Marie Curie

A biography of the chemist whose research with radium made her the first woman to receive a Nobel Prize and the first person to receive the award twice.

Marie Curie

A biography of the chemist whose research with radium made her the first woman to receive a Nobel Prize and the first person to receive the award twice.

Marie Curie

Her amazing story and groundbreaking work are the subjects of this essential volume, notable for incorporating personal documents, photographs, and other primary sources to support the details of Curie’s life.

Marie Curie

Marie Curie is the only woman in history to win the Nobel Prize in two fields—physics and chemistry. Her amazing story and groundbreaking work are the subjects of this essential volume, notable for incorporating personal documents, photographs, and other primary sources to support the details of Curie’s life. Readers will recognize the heroism of Curie in the face of great challenges. For example, women in Poland during Curie’s school years could not obtain a university degree—she had to travel to France to study. They will also appreciate how Curie’s work in X-ray technology was applied to medicine, saving the lives of millions.

Obsessive Genius The Inner World of Marie Curie Great Discoveries

Through family interviews, diaries, letters, and workbooks that had been sealed for over sixty years, Barbara Goldsmith reveals the Marie Curie behind the myth—an all-too-human woman struggling to balance a spectacular scientific career, ...

Obsessive Genius  The Inner World of Marie Curie  Great Discoveries

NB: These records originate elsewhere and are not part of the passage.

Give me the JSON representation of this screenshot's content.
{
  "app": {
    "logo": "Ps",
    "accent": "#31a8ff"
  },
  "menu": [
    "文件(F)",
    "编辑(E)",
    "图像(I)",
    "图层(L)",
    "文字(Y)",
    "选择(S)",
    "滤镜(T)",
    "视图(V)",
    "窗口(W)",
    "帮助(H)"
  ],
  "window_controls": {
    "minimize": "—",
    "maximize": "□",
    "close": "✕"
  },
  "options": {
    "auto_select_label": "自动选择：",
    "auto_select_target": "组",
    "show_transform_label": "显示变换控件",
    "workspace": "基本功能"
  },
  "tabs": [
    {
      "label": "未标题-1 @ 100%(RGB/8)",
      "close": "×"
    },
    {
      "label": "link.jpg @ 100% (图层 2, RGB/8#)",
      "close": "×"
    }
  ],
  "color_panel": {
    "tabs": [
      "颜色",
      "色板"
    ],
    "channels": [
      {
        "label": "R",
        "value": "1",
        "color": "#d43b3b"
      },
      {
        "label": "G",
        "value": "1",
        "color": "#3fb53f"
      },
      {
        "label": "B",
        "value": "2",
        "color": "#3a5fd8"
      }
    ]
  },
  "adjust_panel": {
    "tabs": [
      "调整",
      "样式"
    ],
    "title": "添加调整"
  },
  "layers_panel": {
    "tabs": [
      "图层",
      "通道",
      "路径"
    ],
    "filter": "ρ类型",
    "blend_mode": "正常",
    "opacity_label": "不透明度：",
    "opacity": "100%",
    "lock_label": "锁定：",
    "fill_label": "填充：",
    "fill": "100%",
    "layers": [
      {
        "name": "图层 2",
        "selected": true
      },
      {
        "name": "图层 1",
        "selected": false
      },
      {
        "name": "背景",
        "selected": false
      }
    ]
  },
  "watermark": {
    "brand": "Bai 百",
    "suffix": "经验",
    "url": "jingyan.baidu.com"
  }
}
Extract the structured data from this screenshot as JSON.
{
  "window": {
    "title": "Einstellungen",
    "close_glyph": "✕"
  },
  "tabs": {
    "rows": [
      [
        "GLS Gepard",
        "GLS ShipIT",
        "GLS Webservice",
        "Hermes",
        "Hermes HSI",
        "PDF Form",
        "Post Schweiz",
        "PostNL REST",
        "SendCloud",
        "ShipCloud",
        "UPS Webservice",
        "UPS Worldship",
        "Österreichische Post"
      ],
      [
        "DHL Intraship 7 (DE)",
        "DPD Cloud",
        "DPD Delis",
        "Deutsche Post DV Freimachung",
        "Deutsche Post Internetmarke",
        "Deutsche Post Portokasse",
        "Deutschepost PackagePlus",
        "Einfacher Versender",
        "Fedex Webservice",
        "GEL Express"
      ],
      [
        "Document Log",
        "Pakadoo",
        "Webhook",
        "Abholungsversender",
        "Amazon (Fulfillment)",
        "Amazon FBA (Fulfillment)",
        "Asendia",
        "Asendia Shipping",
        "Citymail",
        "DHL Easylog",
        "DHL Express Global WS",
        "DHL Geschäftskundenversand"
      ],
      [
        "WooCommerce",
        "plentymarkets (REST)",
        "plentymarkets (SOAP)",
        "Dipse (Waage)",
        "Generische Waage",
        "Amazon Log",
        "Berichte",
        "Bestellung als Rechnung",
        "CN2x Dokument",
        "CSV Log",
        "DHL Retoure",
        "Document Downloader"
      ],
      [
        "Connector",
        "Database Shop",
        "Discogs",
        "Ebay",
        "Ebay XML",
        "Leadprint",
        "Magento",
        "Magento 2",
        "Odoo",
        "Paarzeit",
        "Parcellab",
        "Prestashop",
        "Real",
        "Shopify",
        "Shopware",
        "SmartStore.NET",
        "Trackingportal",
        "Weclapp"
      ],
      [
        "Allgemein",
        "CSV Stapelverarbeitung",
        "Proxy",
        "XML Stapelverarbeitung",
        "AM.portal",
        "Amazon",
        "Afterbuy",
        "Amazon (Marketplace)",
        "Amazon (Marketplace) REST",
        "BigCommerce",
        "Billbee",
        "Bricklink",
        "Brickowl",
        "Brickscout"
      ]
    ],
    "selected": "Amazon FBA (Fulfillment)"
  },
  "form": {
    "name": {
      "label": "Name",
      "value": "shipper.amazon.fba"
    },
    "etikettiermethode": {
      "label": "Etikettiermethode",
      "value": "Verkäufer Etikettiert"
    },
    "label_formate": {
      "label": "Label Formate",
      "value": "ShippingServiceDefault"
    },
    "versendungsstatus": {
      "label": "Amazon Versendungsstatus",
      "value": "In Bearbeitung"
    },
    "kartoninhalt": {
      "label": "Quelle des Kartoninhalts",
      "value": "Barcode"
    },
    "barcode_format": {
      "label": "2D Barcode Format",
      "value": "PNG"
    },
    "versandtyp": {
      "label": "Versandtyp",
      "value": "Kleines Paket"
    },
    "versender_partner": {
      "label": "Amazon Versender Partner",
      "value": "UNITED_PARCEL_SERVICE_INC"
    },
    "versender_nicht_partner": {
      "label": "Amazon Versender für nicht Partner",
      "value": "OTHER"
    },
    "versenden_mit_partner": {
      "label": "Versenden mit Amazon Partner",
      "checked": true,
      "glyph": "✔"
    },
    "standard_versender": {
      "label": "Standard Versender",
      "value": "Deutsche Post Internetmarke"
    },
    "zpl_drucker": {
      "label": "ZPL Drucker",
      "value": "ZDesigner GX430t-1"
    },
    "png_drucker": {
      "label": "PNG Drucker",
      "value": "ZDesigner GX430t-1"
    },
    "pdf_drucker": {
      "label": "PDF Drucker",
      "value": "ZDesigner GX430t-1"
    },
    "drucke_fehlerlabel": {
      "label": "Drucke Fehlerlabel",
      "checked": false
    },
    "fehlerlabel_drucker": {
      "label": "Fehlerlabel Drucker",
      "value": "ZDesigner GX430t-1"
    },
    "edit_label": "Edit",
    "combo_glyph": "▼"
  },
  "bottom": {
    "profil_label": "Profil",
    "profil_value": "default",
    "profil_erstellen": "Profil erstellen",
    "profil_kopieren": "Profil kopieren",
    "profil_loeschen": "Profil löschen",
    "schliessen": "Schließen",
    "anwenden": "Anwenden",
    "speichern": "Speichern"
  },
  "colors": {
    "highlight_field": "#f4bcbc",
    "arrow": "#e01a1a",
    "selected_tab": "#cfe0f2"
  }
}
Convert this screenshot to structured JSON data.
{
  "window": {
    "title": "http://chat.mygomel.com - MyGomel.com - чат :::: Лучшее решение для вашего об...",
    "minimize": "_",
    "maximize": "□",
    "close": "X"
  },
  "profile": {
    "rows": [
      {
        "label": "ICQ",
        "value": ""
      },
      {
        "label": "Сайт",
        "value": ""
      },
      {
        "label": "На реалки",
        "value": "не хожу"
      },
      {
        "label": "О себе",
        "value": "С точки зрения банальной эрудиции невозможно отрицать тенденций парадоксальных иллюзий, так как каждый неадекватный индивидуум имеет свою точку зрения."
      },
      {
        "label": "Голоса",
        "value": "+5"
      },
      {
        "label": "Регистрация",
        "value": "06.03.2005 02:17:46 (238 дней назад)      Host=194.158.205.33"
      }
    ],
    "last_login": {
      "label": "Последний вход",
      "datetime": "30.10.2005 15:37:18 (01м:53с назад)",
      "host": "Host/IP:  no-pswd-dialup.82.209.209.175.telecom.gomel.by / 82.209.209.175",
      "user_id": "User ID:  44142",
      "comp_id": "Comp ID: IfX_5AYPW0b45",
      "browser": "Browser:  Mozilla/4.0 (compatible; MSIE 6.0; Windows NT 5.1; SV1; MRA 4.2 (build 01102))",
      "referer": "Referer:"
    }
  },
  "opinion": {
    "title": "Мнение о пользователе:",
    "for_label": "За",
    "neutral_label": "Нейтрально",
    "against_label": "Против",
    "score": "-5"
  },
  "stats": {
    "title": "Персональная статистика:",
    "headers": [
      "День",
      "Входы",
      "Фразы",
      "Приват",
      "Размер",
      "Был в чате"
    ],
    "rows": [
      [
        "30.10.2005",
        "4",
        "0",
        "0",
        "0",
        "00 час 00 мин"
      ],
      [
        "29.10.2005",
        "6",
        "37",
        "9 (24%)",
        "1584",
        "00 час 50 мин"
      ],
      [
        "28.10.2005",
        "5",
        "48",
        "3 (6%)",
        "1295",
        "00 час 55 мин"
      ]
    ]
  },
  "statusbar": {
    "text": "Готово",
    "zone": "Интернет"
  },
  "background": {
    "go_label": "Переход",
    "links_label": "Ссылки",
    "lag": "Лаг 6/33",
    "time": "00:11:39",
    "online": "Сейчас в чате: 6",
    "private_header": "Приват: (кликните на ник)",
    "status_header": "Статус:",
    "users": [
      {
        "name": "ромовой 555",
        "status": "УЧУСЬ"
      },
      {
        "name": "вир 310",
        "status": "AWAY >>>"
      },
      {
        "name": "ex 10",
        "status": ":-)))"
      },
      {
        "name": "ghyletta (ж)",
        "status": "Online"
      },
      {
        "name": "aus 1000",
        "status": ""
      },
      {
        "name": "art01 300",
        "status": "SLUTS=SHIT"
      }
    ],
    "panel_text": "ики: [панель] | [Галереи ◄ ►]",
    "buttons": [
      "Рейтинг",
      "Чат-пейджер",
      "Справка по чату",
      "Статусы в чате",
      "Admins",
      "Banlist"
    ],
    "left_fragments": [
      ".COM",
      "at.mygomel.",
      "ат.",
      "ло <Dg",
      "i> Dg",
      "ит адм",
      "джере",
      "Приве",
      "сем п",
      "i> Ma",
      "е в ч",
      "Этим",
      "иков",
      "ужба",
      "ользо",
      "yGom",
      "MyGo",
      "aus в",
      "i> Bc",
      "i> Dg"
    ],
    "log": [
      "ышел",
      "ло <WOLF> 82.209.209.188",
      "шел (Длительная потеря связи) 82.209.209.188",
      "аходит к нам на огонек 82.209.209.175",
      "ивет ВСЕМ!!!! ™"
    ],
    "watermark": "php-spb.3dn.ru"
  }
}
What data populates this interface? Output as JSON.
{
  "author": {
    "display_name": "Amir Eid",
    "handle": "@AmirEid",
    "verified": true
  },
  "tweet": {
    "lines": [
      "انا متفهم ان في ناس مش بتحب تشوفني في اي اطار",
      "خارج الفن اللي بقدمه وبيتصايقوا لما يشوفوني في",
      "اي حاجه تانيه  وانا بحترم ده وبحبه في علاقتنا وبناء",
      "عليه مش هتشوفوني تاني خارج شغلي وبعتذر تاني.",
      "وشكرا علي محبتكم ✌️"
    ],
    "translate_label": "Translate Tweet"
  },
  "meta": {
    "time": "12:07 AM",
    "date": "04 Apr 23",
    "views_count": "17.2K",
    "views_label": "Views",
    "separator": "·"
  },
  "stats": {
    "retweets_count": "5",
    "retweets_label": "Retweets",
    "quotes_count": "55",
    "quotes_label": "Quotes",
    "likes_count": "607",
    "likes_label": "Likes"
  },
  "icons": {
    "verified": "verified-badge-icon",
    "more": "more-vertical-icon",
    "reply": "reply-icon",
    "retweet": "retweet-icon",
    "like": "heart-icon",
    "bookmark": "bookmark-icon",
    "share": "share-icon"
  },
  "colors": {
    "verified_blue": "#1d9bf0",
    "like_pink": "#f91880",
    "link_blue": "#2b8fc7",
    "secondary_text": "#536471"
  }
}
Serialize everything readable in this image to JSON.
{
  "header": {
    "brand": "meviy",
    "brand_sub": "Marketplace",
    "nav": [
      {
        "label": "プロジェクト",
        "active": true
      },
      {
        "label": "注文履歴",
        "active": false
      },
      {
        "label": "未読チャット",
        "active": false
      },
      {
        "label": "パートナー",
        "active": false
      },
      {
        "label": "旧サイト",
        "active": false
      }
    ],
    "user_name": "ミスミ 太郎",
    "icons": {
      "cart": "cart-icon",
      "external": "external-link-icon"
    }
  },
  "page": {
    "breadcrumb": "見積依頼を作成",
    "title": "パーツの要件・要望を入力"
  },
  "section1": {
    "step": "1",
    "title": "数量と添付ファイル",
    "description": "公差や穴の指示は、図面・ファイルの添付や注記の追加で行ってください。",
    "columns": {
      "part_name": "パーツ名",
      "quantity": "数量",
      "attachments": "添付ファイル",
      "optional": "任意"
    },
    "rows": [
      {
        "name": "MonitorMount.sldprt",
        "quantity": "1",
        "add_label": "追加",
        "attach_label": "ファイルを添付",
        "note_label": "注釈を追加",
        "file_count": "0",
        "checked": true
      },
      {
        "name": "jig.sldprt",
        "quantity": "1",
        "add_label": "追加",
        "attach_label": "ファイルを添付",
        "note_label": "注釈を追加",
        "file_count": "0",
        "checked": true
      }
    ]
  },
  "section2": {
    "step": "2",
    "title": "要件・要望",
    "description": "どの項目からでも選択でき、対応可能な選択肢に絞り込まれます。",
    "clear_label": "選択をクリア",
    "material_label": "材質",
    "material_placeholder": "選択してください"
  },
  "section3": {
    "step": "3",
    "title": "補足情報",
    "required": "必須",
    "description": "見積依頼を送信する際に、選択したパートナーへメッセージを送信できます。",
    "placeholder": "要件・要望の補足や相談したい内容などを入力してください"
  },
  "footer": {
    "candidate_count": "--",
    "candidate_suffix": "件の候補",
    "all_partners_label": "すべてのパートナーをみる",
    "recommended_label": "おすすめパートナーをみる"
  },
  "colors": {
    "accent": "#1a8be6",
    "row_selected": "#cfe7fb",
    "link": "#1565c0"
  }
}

The bestselling, "excellent…poignant—and scientifically lucid—portrait" (New York Times Book Review) of the remarkable Marie Curie. Through family interviews, diaries, letters, and workbooks that had been sealed for over sixty years, Barbara Goldsmith reveals the Marie Curie behind the myth—an all-too-human woman struggling to balance a spectacular scientific career, a demanding family, the prejudice of society, and her own passionate nature. Obsessive Genius is a dazzling portrait of Curie, her amazing scientific success, and the price she paid for fame.

Marie Curie

Marie Curie


Madame Curie

Written by Curie's daughter, the renowned international activist Eve Curie, this biography chronicles Curie's legendary achievements in science, including her pioneering efforts in the study of radioactivity and her two Nobel Prizes in ...

Madame Curie

"A biography [of Nobel Prize winner Madame Curie] that stirs the heart and the mind by a fine counterpoint of sense and sensibility, a great story superbly told."--New York Times Marie Sklodowska Curie (1867-1934) was the first woman scientist to win worldwide acclaim and was, indeed, one of the great scientists of the twentieth century. Written by Curie's daughter, the renowned international activist Eve Curie, this biography chronicles Curie's legendary achievements in science, including her pioneering efforts in the study of radioactivity and her two Nobel Prizes in Physics and Chemistry. It also spotlights her remarkable life, from her childhood in Poland, to her storybook Parisian marriage to fellow scientist Pierre Curie, to her tragic death from the very radium that brought her fame. Now updated with an eloquent, rousing introduction by best-selling author Natalie Angier, this timeless biography celebrates an astonishing mind and a extraordinary woman's life.